* **Data extracted from a collection**:
************

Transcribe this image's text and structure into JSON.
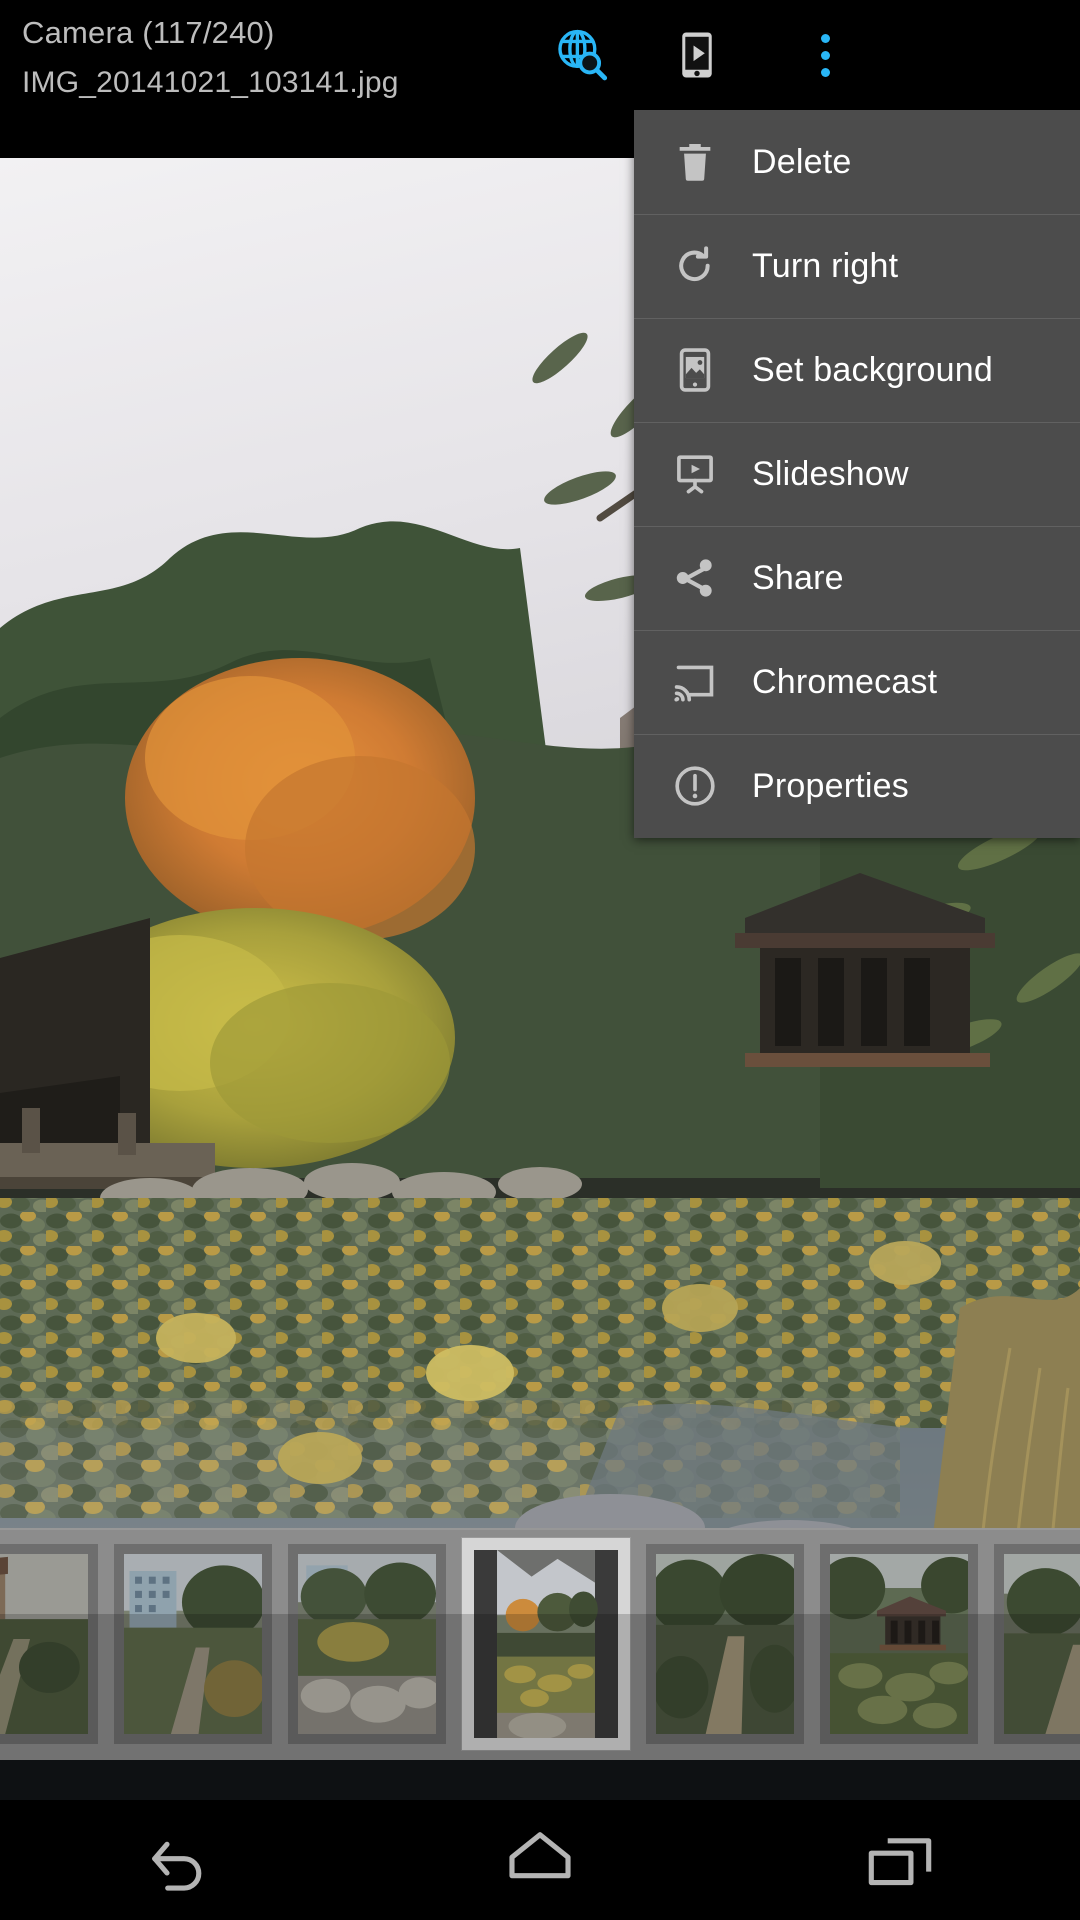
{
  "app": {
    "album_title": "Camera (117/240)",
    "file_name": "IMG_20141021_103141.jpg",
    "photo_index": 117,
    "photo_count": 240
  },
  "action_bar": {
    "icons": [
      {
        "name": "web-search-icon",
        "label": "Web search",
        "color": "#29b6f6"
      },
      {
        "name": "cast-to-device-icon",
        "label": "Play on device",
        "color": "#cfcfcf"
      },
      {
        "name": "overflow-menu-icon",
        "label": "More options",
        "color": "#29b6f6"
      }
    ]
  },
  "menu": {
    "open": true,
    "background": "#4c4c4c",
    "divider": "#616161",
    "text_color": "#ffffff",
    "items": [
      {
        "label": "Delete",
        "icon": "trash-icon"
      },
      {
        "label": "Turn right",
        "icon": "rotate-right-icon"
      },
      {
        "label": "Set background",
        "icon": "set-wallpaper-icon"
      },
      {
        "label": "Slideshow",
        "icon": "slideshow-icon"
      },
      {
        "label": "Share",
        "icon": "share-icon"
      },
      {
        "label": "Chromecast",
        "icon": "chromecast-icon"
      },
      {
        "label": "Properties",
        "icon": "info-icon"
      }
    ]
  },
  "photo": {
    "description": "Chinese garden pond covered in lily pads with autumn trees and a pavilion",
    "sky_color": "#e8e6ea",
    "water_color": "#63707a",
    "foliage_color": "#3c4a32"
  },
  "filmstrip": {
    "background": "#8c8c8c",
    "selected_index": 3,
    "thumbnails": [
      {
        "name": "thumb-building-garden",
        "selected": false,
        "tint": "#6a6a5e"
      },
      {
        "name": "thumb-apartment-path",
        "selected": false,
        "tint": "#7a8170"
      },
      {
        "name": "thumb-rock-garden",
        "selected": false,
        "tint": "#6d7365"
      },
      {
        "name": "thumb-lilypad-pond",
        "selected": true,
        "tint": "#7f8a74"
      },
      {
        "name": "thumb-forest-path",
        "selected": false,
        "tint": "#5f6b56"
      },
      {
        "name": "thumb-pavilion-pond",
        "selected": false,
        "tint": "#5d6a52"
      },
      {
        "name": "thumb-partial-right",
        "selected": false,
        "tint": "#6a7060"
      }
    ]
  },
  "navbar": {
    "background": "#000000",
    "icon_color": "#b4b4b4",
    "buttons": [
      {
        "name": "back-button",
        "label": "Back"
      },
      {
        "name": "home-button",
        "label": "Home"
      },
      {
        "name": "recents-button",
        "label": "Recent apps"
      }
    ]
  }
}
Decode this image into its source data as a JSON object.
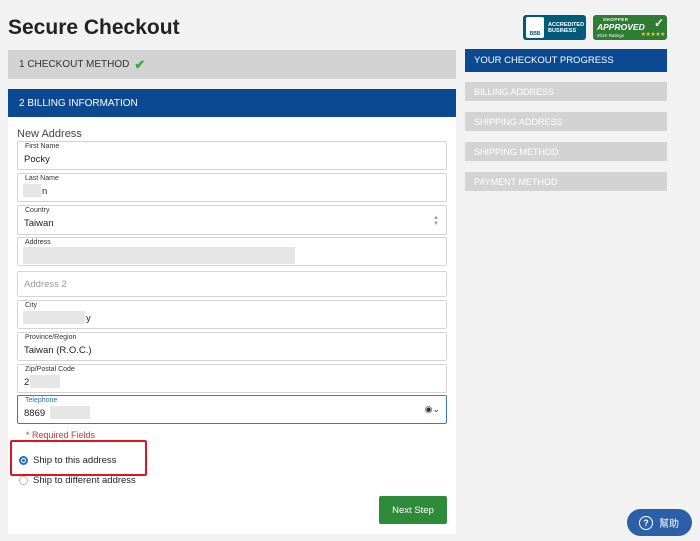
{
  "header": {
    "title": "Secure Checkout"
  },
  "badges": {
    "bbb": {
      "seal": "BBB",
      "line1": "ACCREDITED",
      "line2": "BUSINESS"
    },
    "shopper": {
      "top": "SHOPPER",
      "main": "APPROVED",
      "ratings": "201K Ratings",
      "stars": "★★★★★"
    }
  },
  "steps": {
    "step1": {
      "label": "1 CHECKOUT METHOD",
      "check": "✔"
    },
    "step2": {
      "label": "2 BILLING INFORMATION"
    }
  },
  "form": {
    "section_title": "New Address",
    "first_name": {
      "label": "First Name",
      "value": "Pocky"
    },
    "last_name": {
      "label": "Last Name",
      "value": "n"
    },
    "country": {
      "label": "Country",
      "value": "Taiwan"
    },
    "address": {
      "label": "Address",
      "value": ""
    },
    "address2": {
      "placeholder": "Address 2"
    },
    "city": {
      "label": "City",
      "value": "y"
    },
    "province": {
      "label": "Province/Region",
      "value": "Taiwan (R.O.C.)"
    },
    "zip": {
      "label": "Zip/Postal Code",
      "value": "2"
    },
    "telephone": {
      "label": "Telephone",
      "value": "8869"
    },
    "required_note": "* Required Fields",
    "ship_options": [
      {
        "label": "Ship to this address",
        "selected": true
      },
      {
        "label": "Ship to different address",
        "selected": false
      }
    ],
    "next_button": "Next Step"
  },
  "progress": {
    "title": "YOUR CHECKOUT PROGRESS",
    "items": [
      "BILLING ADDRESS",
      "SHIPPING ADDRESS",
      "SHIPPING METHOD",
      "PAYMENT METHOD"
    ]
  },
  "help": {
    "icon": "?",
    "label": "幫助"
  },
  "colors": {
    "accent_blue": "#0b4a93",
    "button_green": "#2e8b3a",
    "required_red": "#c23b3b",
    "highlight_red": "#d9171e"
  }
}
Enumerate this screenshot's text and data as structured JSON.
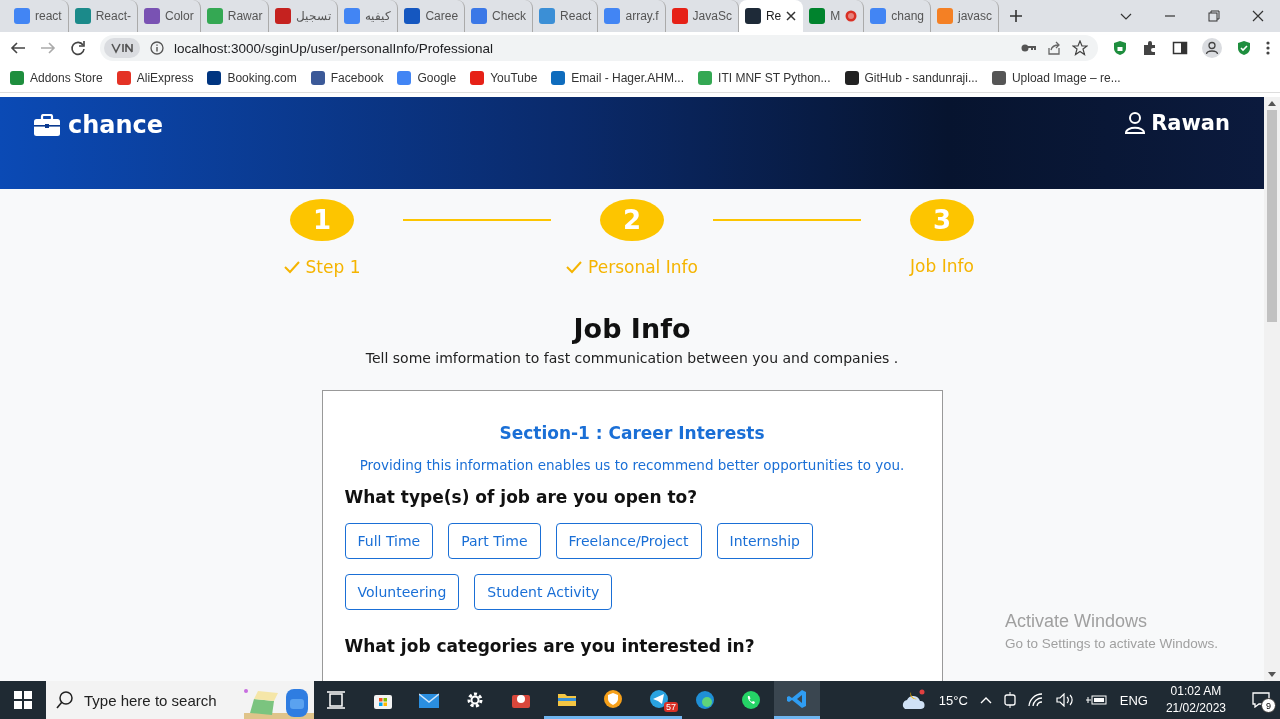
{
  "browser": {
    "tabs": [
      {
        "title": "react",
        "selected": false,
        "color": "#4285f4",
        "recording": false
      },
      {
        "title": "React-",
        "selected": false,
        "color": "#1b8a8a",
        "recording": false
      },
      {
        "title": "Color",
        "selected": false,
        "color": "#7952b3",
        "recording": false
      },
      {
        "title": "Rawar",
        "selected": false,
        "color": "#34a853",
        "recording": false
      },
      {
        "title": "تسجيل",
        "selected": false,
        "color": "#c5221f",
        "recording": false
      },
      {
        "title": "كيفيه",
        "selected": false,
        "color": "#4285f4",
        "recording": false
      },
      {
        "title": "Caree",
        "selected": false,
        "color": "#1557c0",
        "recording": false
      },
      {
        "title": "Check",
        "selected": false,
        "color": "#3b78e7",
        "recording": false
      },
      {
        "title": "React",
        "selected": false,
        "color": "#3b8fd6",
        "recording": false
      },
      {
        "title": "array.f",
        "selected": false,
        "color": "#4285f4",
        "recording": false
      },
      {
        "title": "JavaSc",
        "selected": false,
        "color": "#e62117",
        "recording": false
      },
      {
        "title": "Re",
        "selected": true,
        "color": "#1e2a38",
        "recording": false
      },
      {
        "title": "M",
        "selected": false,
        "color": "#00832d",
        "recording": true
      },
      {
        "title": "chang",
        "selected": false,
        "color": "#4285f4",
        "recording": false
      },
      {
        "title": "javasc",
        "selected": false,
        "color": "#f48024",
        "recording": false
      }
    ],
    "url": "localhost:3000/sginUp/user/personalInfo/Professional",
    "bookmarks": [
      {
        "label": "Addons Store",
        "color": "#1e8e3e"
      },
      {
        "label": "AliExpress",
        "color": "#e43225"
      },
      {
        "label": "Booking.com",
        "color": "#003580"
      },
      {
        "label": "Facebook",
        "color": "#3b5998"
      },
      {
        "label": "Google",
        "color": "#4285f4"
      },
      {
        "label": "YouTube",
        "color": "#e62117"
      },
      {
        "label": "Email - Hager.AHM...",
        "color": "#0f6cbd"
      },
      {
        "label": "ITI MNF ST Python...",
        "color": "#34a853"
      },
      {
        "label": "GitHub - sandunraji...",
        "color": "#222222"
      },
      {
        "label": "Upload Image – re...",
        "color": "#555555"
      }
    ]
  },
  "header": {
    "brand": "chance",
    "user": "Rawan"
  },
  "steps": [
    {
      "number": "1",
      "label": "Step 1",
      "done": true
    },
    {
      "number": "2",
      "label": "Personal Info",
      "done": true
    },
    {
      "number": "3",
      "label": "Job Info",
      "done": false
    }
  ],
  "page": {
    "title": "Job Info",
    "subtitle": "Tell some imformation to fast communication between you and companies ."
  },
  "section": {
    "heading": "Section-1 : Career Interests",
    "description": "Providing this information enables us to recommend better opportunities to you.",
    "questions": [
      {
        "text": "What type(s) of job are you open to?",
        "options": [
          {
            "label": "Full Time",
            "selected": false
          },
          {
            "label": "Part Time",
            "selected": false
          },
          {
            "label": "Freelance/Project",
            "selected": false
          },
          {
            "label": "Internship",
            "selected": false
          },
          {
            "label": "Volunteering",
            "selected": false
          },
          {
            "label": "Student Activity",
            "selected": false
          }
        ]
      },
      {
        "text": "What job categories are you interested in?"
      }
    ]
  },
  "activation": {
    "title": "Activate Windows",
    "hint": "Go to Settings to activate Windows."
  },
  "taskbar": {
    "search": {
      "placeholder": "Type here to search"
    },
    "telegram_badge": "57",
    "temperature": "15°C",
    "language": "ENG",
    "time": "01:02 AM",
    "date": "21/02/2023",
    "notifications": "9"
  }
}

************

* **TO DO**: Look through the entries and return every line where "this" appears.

* **FINAL ANSWER**:
Transcribe this image's text and structure into JSON.
Decode this image into its source data as a JSON object.
        "label": "Ship to this address",
Enumerate this screenshot's text and data as structured JSON.
    "description": "Providing this information enables us to recommend better opportunities to you.",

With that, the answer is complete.